Good thing, too, because uneven bars is Russia's best event — and the Americans' worst. If Russia was going to catch the U.S. anywhere, it would be there. Viktoria Komova looked like a ballerina as she pirouetted on the high bar, and flitted from one bar to the other with the lightness of a feather. She had a slight hop on her dismount, but her score — 15.566 — helped the Russians pare the American lead down to about 1.5 points midway through the meet.

But that was as close as they'd get.
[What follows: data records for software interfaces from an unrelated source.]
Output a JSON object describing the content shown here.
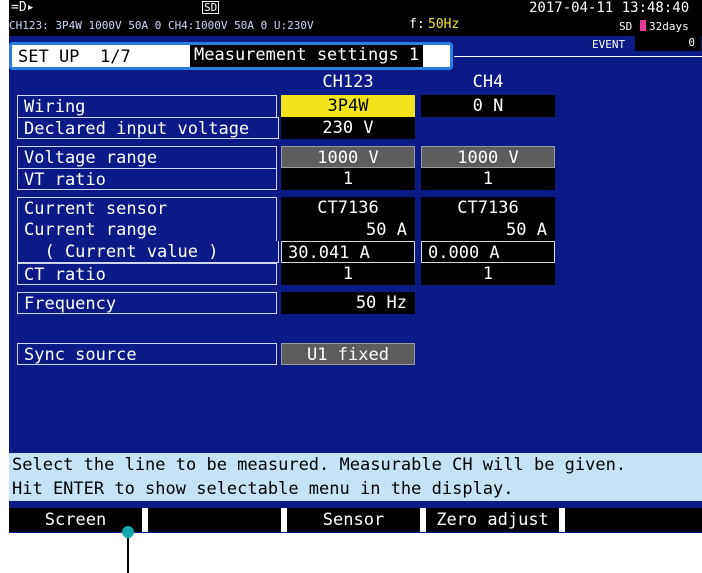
{
  "status_bar": {
    "row1_left": "=D▸",
    "sd_icon": "sd-card-icon",
    "datetime": "2017-04-11  13:48:40",
    "row2_text": "CH123:  3P4W    1000V    50A 0  CH4:1000V    50A 0  U:230V",
    "freq_label": "f:",
    "freq_value": "50Hz",
    "sd_label": "SD",
    "sd_days": "32days",
    "event_label": "EVENT",
    "event_count": "0",
    "accent_color": "#e43a9b"
  },
  "header": {
    "setup_label": "SET UP",
    "page": "1/7",
    "title": "Measurement settings 1"
  },
  "columns": {
    "ch123": "CH123",
    "ch4": "CH4"
  },
  "rows": {
    "wiring": {
      "label": "Wiring",
      "ch123": "3P4W",
      "ch4": "0 N"
    },
    "declared_voltage": {
      "label": "Declared input voltage",
      "ch123": "230 V"
    },
    "voltage_range": {
      "label": "Voltage range",
      "ch123": "1000 V",
      "ch4": "1000 V"
    },
    "vt_ratio": {
      "label": "VT ratio",
      "ch123": "1",
      "ch4": "1"
    },
    "current_sensor": {
      "label": "Current sensor",
      "ch123": "CT7136",
      "ch4": "CT7136"
    },
    "current_range": {
      "label": "Current range",
      "ch123": "50 A",
      "ch4": "50 A"
    },
    "current_value": {
      "label": "  ( Current value )",
      "ch123": "30.041 A",
      "ch4": "0.000 A"
    },
    "ct_ratio": {
      "label": "CT ratio",
      "ch123": "1",
      "ch4": "1"
    },
    "frequency": {
      "label": "Frequency",
      "ch123": "50 Hz"
    },
    "sync_source": {
      "label": "Sync source",
      "ch123": "U1 fixed"
    }
  },
  "help": {
    "line1": "Select the line to be measured. Measurable CH will be given.",
    "line2": "Hit ENTER to show selectable menu in the display."
  },
  "function_keys": {
    "f1": "Screen",
    "f2": "",
    "f3": "Sensor",
    "f4": "Zero adjust",
    "f5": ""
  },
  "colors": {
    "background": "#0b1a86",
    "selected": "#f2e41a",
    "help_bg": "#c6e3f5",
    "header_border": "#2a7fe0"
  }
}
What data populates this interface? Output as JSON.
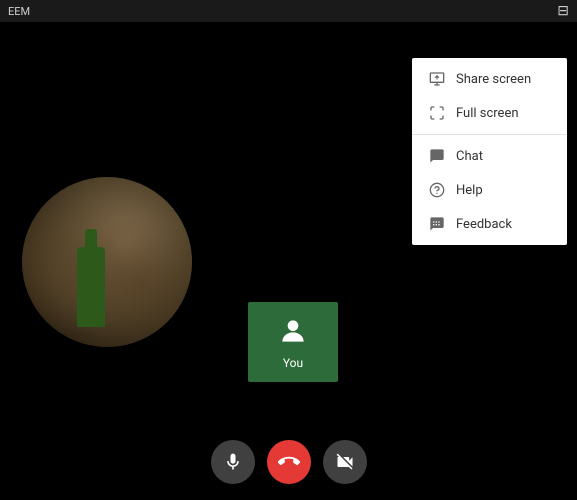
{
  "titleBar": {
    "title": "EEM",
    "icon": "⊟"
  },
  "youTile": {
    "label": "You"
  },
  "contextMenu": {
    "items": [
      {
        "id": "share-screen",
        "label": "Share screen",
        "icon": "share"
      },
      {
        "id": "full-screen",
        "label": "Full screen",
        "icon": "fullscreen"
      },
      {
        "id": "chat",
        "label": "Chat",
        "icon": "chat"
      },
      {
        "id": "help",
        "label": "Help",
        "icon": "help"
      },
      {
        "id": "feedback",
        "label": "Feedback",
        "icon": "feedback"
      }
    ]
  },
  "controls": {
    "mic": "🎤",
    "endCall": "📞",
    "videoOff": "🎥"
  }
}
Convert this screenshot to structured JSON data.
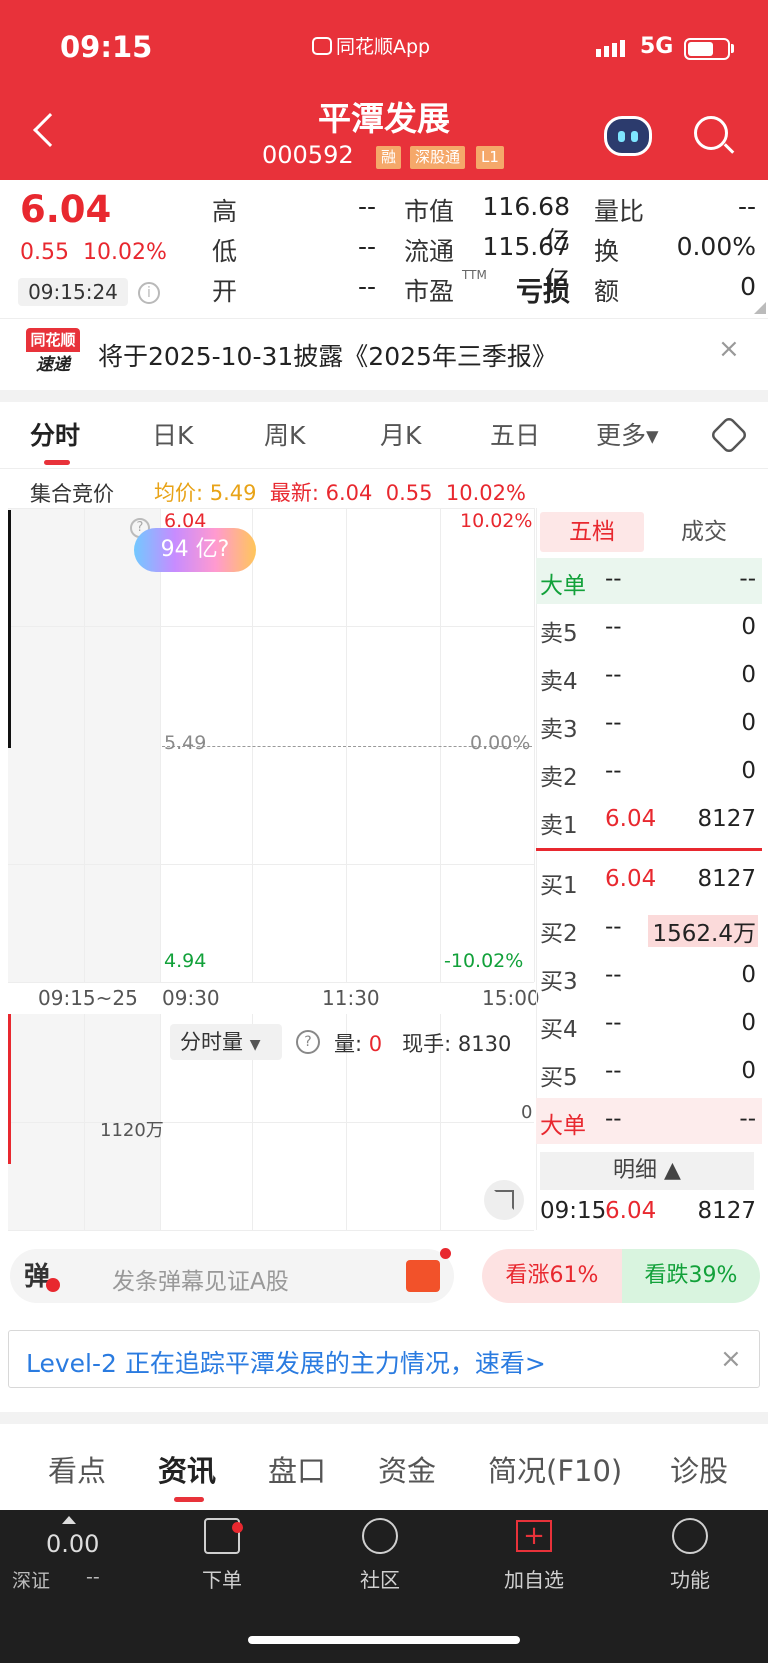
{
  "status_bar": {
    "time": "09:15",
    "app": "同花顺App",
    "network": "5G"
  },
  "header": {
    "name": "平潭发展",
    "code": "000592",
    "tags": [
      "融",
      "深股通",
      "L1"
    ]
  },
  "quote": {
    "price": "6.04",
    "change": "0.55",
    "change_pct": "10.02%",
    "time": "09:15:24",
    "fields": {
      "high_label": "高",
      "high": "--",
      "low_label": "低",
      "low": "--",
      "open_label": "开",
      "open": "--",
      "mktcap_label": "市值",
      "mktcap": "116.68亿",
      "float_label": "流通",
      "float": "115.67亿",
      "pe_label": "市盈",
      "pe_sup": "TTM",
      "pe": "亏损",
      "volratio_label": "量比",
      "volratio": "--",
      "turnover_label": "换",
      "turnover": "0.00%",
      "amount_label": "额",
      "amount": "0"
    }
  },
  "notice": {
    "logo_top": "同花顺",
    "logo_bottom": "速递",
    "text": "将于2025-10-31披露《2025年三季报》",
    "close": "×"
  },
  "chart_tabs": [
    "分时",
    "日K",
    "周K",
    "月K",
    "五日",
    "更多▾"
  ],
  "auction": {
    "label": "集合竞价",
    "avg": "均价: 5.49",
    "latest": "最新: 6.04",
    "chg": "0.55",
    "pct": "10.02%"
  },
  "chart": {
    "top_price": "6.04",
    "top_pct": "10.02%",
    "mid_price": "5.49",
    "mid_pct": "0.00%",
    "bottom_price": "4.94",
    "bottom_pct": "-10.02%",
    "ai_bubble": "94 亿?",
    "help": "?",
    "time_axis": [
      "09:15~25",
      "09:30",
      "11:30",
      "15:00"
    ]
  },
  "volume": {
    "selector": "分时量",
    "help": "?",
    "vol_label": "量: ",
    "vol_value": "0",
    "now_hand": "现手: 8130",
    "max_label": "1120万",
    "zero_label": "0"
  },
  "order_book": {
    "tab_active": "五档",
    "tab_other": "成交",
    "big_sell": {
      "label": "大单",
      "price": "--",
      "vol": "--"
    },
    "sells": [
      {
        "label": "卖5",
        "price": "--",
        "vol": "0"
      },
      {
        "label": "卖4",
        "price": "--",
        "vol": "0"
      },
      {
        "label": "卖3",
        "price": "--",
        "vol": "0"
      },
      {
        "label": "卖2",
        "price": "--",
        "vol": "0"
      },
      {
        "label": "卖1",
        "price": "6.04",
        "vol": "8127"
      }
    ],
    "buys": [
      {
        "label": "买1",
        "price": "6.04",
        "vol": "8127"
      },
      {
        "label": "买2",
        "price": "--",
        "vol": "1562.4万"
      },
      {
        "label": "买3",
        "price": "--",
        "vol": "0"
      },
      {
        "label": "买4",
        "price": "--",
        "vol": "0"
      },
      {
        "label": "买5",
        "price": "--",
        "vol": "0"
      }
    ],
    "big_buy": {
      "label": "大单",
      "price": "--",
      "vol": "--"
    },
    "detail_label": "明细 ▲",
    "detail_row": {
      "time": "09:15",
      "price": "6.04",
      "vol": "8127"
    }
  },
  "danmu": {
    "icon": "弹",
    "placeholder": "发条弹幕见证A股",
    "bull": "看涨61%",
    "bear": "看跌39%"
  },
  "level2": {
    "text": "Level-2 正在追踪平潭发展的主力情况，速看>",
    "close": "×"
  },
  "bottom_tabs": [
    "看点",
    "资讯",
    "盘口",
    "资金",
    "简况(F10)",
    "诊股"
  ],
  "bottom_bar": {
    "index_value": "0.00",
    "index_name": "深证",
    "index_chg": "--",
    "items": [
      "下单",
      "社区",
      "加自选",
      "功能"
    ]
  },
  "colors": {
    "brand": "#e8323a",
    "up": "#e8282f",
    "down": "#12a13a",
    "link": "#2a7be0"
  }
}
Raisman had to wait for what seemed like 10 minutes before she was given the signal to go, but the delay didn't faze her a bit. She opened with a front aerial somersault, landing it easier than most folks do a cartwheel. On flat ground. She landed each element with precision and perfect control, and she trotted off the podium with a look like, "What? That's what I expected to do."

That brought up Wieber, who has only solidified herself as the favorite to win another gold medal in Thursday's all-around final. The beam is a mere 4-inches wide and 4-feet in the air, yet Wieber makes it look as big and wide parking lot. She appeared to land one aerial series with one foot halfway off the beam, yet never even wobbled, and flows from one difficult element to the next as if to say, "Oh, you liked that? Well here's another one."

"It already was exciting," Karolyi said. "But once balance beam was finished, in my mind, I said, 'We have this."'

The Russians ended all suspense moments later when Komova melted down. She couldn't hang on after a series of back handsprings and fell off the balance beam, the stumbled backward after underrotating her opening pass on floor exercise.